Bud shape: The shape of the buds can still offer a few hints about the plant’s maturity, although this is not as certain as the trichome test. Firm, tight buds on a cannabis plant indicate that it’s time to harvest.
How to Determine When Marijuana Is Ready to Harvest
It’s also essential to remember that each gardener has their own opinion on when to harvest their cannabis plants—some like to do it early, while others want to wait. It’s also dependent on a variety of issues outside of gardening, such as your schedule, employment, or the weather.
Harvesting weed a week early or late probably won’t be the end of the world, but don’t let your plants sit around much longer than that.
Marijuana is a warm-season annual that develops outdoors from September to November in the Northern Hemisphere.
Growers in Northern California might be able to pick until late October or early November, whereas those in the Pacific Northwest must remove their crops by mid-October and start winter pruning.

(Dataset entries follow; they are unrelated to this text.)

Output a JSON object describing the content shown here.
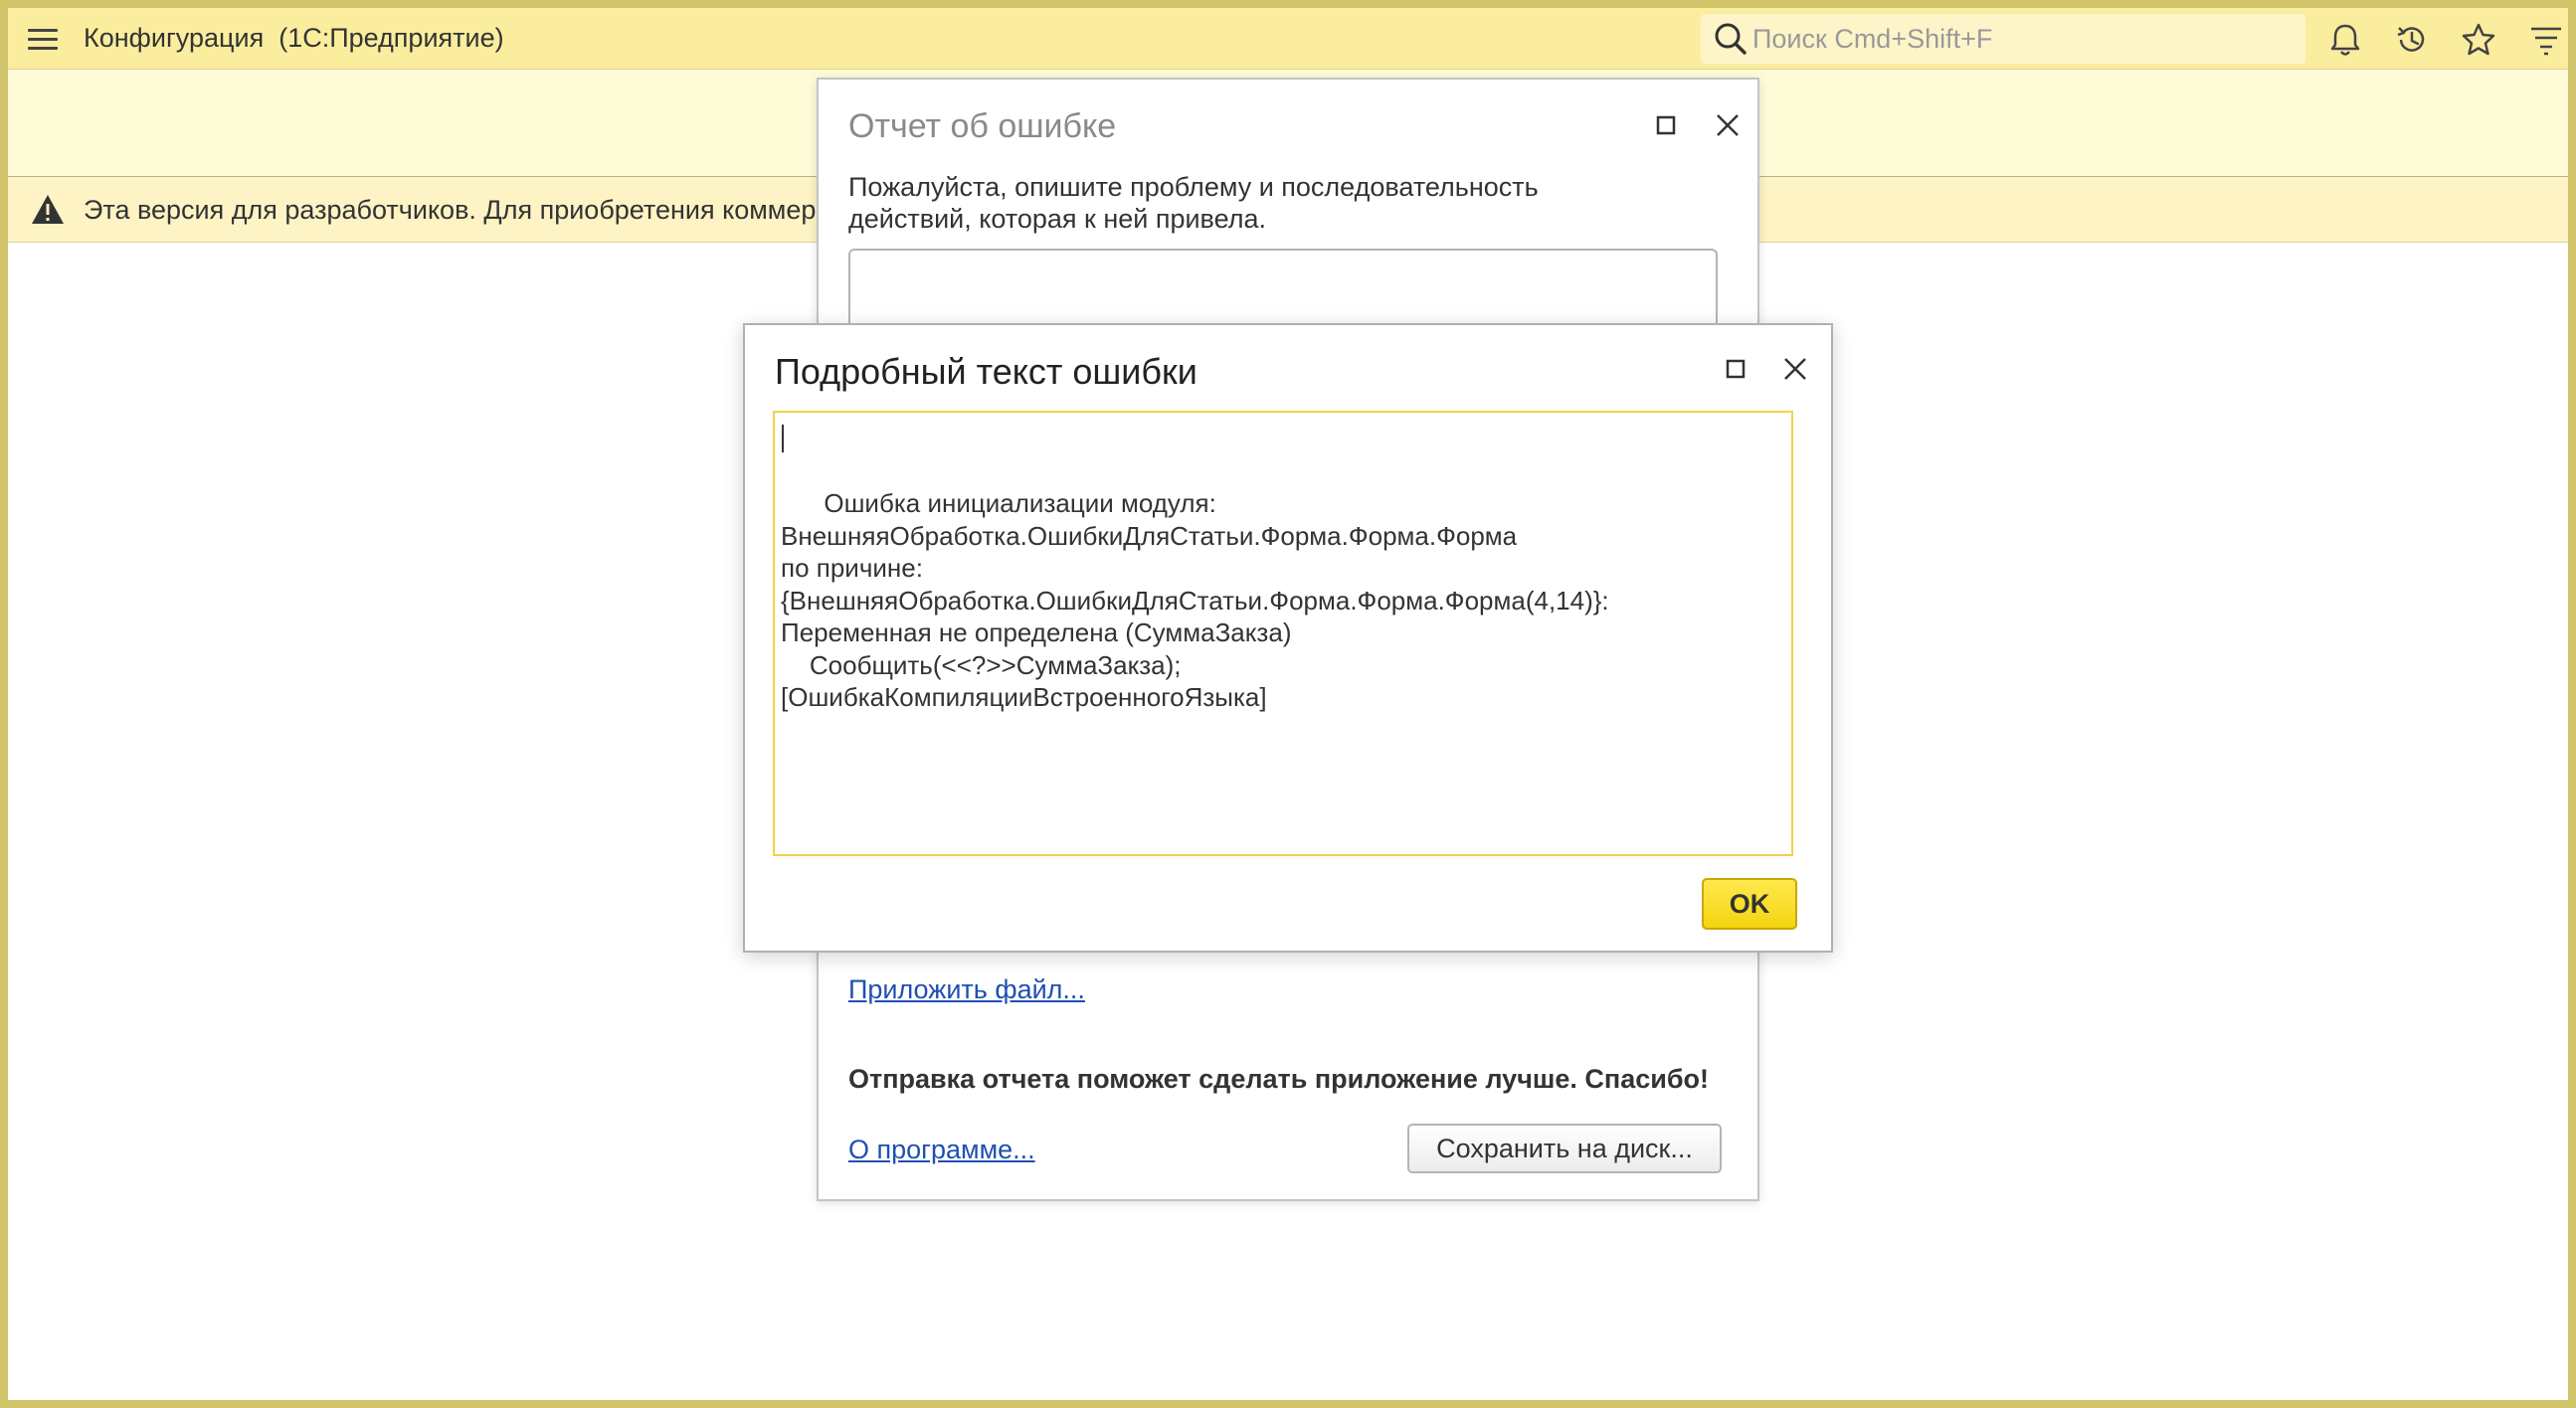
{
  "app": {
    "title": "Конфигурация  (1С:Предприятие)",
    "search_placeholder": "Поиск Cmd+Shift+F"
  },
  "toolbar_icons": [
    "bell-icon",
    "history-icon",
    "star-icon",
    "funnel-menu-icon"
  ],
  "dev_banner": {
    "text": "Эта версия для разработчиков. Для приобретения коммер"
  },
  "report_dialog": {
    "title": "Отчет об ошибке",
    "description": "Пожалуйста, опишите проблему и последовательность действий, которая к ней привела.",
    "attach_link": "Приложить файл...",
    "thanks_text": "Отправка отчета поможет сделать приложение лучше. Спасибо!",
    "about_link": "О программе...",
    "save_button": "Сохранить на диск..."
  },
  "details_dialog": {
    "title": "Подробный текст ошибки",
    "error_text": "Ошибка инициализации модуля:\nВнешняяОбработка.ОшибкиДляСтатьи.Форма.Форма.Форма\nпо причине:\n{ВнешняяОбработка.ОшибкиДляСтатьи.Форма.Форма.Форма(4,14)}:\nПеременная не определена (СуммаЗакза)\n    Сообщить(<<?>>СуммаЗакза);\n[ОшибкаКомпиляцииВстроенногоЯзыка]",
    "ok_button": "OK"
  },
  "colors": {
    "titlebar": "#fbed9e",
    "frame": "#d1c36a",
    "accent_yellow": "#f4d40f",
    "link": "#1f4fb3"
  }
}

To determine when the best time to harvest marijuana is, learn about your region’s climate and speak with other cannabis farmers in your area.
When starting indoors, plants are generally harvested approximately 7-9 weeks after flipping them into flower. Some strains take longer, while others take less time; it depends on the strain. Indicas generally finish quicker than sativas.
Stigma and Trichomes
The best way to tell if your marijuana plants are ready to harvest, both indoors and outdoors, is to look at:
- Stigma: These hair-like strands that cover buds will turn from white to orange and will start to curl.
- Trichomes: The resinous glands all over the plant will turn from clear to opaque and then amber.
Keep in mind that top colas mature more quickly than bottom buds since they are exposed to greater light. You may need to pick a plant at various stages of ripeness, depending on the quality of the buds.
Additionally, information from the breeder or grower can be useful in determining when a particular strain should beharvested.
You’ll need a microscope to look at trichomes. A handheld microscope with a magnification range of 30x-100x may be used, and it is available at any growing equipment shop.
The THC content of trichomes reaches its peak when they become translucent to amber before beginning to degrade. They then break down as a result of exposure to oxygen and UV radiation.
When to Harvest Indica
If you’re cultivating an indica plant, the flowering period is expected to last around eight weeks before it’s ready to harvest. Harvest time for outdoor growers will be in late September.
When to Harvest Sativa
The flowering period for sativas is about a month longer than indicas, taking around 12 weeks.
However, several haze strains will flower faster – sometimes as quickly as 9 to 10 weeks.
Read the strain description before ordering to be sure. Sativas are generally ready for harvest by the end of October.
When to Harvest Autoflowers
Because auto-flowering marijuana strains don’t rely on lighting changes, they’re much easier to anticipate based simply on time. You may expect the auto-flowers harvest to be ready in 10 weeks once you see the initial seedlings.
It’s not an exact science, but it’s a decent jumping-off point for determining when to harvest your marijuana plants. It can also be useful for planning ahead because you know how long the growing season will last.